(Records from a collection)
§

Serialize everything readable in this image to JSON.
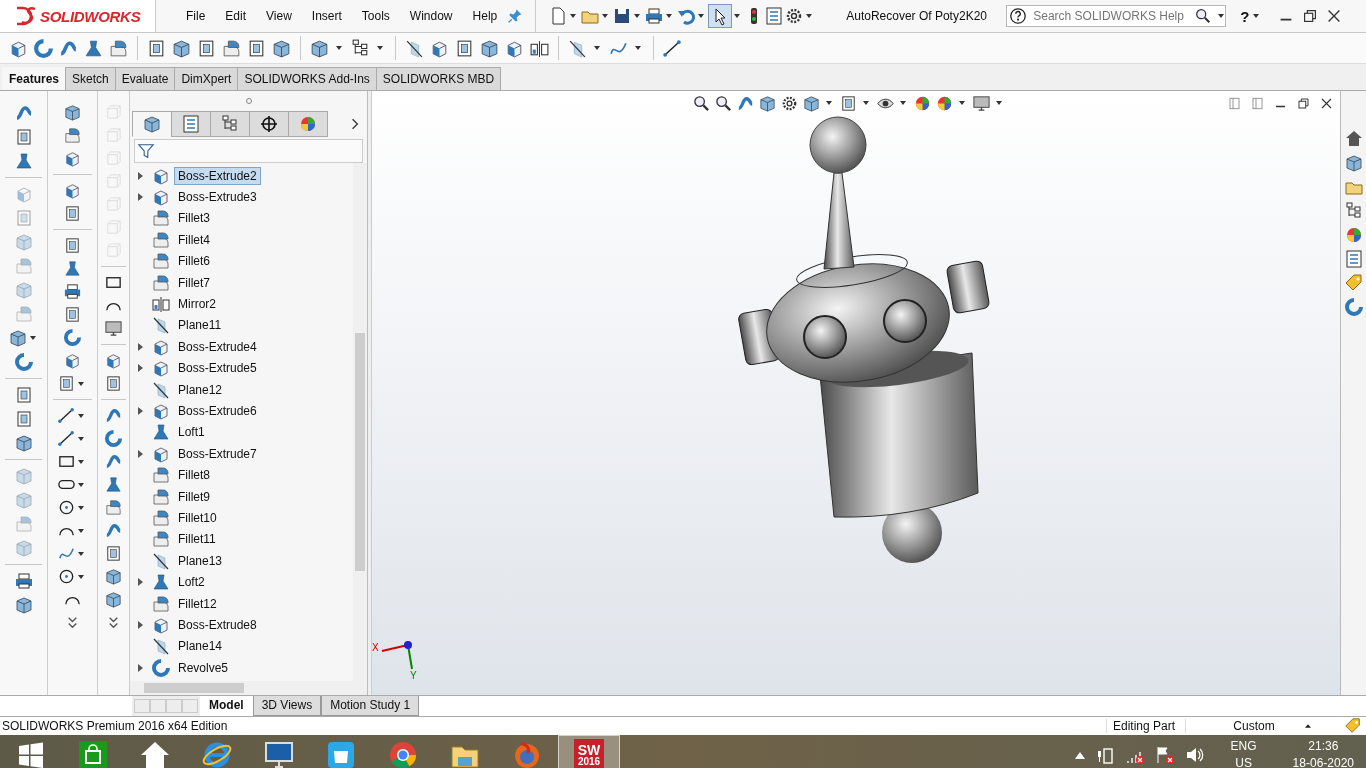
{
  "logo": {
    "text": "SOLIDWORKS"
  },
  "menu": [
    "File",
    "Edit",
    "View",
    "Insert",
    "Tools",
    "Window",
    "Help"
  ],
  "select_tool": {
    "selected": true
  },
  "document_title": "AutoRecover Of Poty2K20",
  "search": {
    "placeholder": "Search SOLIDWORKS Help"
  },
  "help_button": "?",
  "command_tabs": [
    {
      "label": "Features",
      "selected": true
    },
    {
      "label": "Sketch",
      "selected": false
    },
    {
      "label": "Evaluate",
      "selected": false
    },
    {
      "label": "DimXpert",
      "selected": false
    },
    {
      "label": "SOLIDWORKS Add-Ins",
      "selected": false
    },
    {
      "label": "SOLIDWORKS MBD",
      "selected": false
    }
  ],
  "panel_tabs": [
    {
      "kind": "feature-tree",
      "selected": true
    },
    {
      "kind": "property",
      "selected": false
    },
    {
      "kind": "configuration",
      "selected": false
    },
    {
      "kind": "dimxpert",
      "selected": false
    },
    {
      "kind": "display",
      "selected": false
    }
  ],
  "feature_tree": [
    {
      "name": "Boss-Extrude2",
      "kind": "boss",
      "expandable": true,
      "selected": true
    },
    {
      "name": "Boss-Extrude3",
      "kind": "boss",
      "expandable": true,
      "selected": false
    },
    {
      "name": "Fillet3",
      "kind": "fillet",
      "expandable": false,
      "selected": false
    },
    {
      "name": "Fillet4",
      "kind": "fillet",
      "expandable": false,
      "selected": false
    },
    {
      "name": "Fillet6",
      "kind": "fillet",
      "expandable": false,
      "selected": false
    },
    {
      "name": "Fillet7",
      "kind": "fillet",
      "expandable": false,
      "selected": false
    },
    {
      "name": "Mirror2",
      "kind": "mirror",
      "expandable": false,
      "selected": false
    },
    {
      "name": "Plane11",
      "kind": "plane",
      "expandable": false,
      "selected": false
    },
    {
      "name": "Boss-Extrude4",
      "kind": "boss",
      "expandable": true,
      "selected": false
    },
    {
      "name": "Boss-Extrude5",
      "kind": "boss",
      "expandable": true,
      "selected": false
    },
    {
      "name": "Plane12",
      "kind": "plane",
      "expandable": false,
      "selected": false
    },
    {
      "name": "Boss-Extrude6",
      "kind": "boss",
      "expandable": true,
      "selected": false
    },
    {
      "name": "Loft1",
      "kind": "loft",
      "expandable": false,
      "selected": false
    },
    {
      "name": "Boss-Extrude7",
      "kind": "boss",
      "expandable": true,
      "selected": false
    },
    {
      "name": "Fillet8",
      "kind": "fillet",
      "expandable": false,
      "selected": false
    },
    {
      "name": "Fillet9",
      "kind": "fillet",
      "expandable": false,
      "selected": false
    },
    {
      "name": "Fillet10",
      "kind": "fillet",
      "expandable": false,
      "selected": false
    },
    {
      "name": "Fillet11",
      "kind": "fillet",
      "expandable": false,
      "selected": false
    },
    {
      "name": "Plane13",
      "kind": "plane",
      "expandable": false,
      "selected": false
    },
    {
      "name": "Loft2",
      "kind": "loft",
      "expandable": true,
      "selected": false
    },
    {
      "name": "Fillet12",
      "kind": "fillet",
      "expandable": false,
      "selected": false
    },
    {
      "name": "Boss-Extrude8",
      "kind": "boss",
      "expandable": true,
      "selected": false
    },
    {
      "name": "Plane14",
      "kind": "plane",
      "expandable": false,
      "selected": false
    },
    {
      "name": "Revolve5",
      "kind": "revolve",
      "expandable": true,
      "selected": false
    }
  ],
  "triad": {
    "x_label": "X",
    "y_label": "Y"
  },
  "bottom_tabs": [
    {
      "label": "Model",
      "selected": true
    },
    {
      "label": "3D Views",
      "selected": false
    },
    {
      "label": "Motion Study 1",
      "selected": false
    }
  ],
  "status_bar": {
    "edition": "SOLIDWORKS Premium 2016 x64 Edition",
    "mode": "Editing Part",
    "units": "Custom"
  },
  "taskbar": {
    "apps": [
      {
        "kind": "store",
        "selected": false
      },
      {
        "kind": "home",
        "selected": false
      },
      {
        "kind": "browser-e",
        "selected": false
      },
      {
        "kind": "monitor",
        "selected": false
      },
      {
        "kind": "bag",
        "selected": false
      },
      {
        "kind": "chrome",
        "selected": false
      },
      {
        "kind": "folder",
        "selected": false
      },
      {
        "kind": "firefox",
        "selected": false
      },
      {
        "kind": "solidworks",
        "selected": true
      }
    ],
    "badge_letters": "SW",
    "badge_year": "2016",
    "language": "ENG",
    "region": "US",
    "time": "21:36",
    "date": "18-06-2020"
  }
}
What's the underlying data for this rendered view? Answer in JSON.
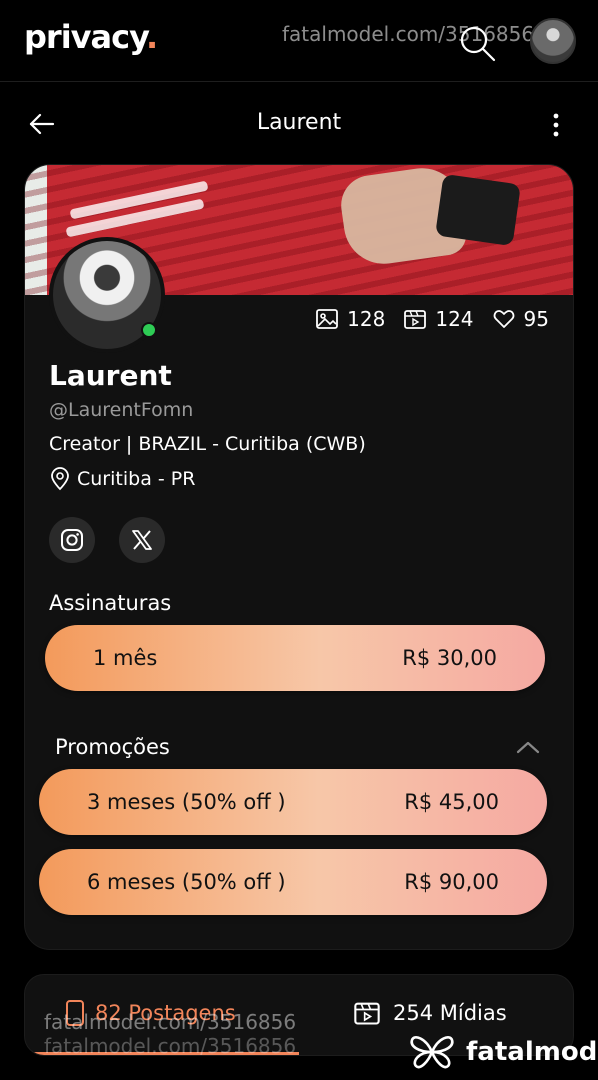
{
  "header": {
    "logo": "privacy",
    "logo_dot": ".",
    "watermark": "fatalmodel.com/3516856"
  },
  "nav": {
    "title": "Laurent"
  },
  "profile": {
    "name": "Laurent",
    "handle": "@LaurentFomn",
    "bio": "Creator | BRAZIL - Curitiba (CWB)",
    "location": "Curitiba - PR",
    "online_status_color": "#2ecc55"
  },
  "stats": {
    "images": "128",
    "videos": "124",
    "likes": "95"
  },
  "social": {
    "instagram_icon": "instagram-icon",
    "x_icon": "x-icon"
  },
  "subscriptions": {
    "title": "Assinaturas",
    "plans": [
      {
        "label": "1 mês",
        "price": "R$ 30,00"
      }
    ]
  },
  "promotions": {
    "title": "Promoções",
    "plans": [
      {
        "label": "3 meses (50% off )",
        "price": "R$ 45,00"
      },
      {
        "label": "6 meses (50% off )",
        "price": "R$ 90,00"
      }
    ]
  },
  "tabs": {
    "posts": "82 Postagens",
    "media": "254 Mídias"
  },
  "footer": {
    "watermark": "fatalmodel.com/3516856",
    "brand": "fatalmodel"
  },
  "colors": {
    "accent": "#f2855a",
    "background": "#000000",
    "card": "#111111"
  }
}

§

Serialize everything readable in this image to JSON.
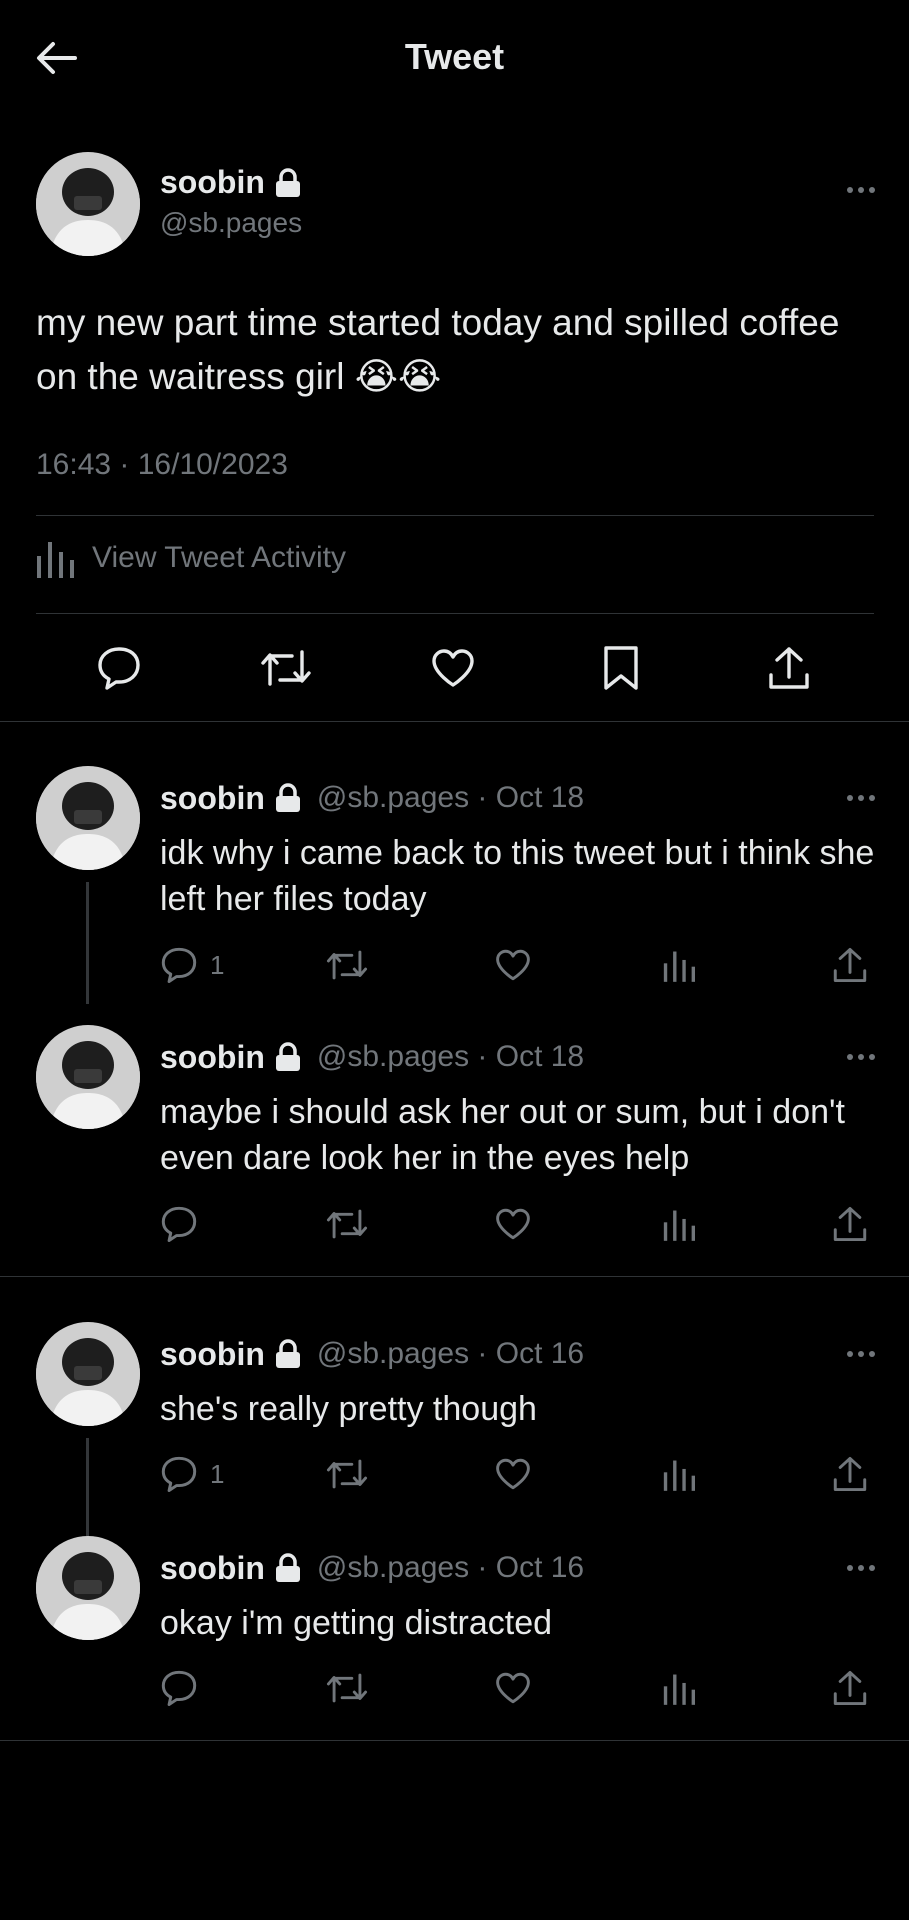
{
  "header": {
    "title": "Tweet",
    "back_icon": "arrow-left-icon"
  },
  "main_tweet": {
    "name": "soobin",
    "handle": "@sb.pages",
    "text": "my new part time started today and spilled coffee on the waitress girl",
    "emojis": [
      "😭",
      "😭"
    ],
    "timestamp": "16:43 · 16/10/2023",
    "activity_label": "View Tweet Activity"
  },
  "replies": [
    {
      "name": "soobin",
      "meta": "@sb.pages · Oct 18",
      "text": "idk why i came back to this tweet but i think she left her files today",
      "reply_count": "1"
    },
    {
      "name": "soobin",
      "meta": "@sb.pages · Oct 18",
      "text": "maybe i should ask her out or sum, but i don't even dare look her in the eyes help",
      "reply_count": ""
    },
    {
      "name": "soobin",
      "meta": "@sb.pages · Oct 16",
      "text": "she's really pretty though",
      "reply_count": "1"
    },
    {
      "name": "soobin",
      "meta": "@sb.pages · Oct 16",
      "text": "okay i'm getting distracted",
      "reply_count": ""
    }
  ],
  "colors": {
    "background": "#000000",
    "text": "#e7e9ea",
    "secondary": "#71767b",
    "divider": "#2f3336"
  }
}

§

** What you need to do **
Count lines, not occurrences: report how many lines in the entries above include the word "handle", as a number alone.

** Answer area **
2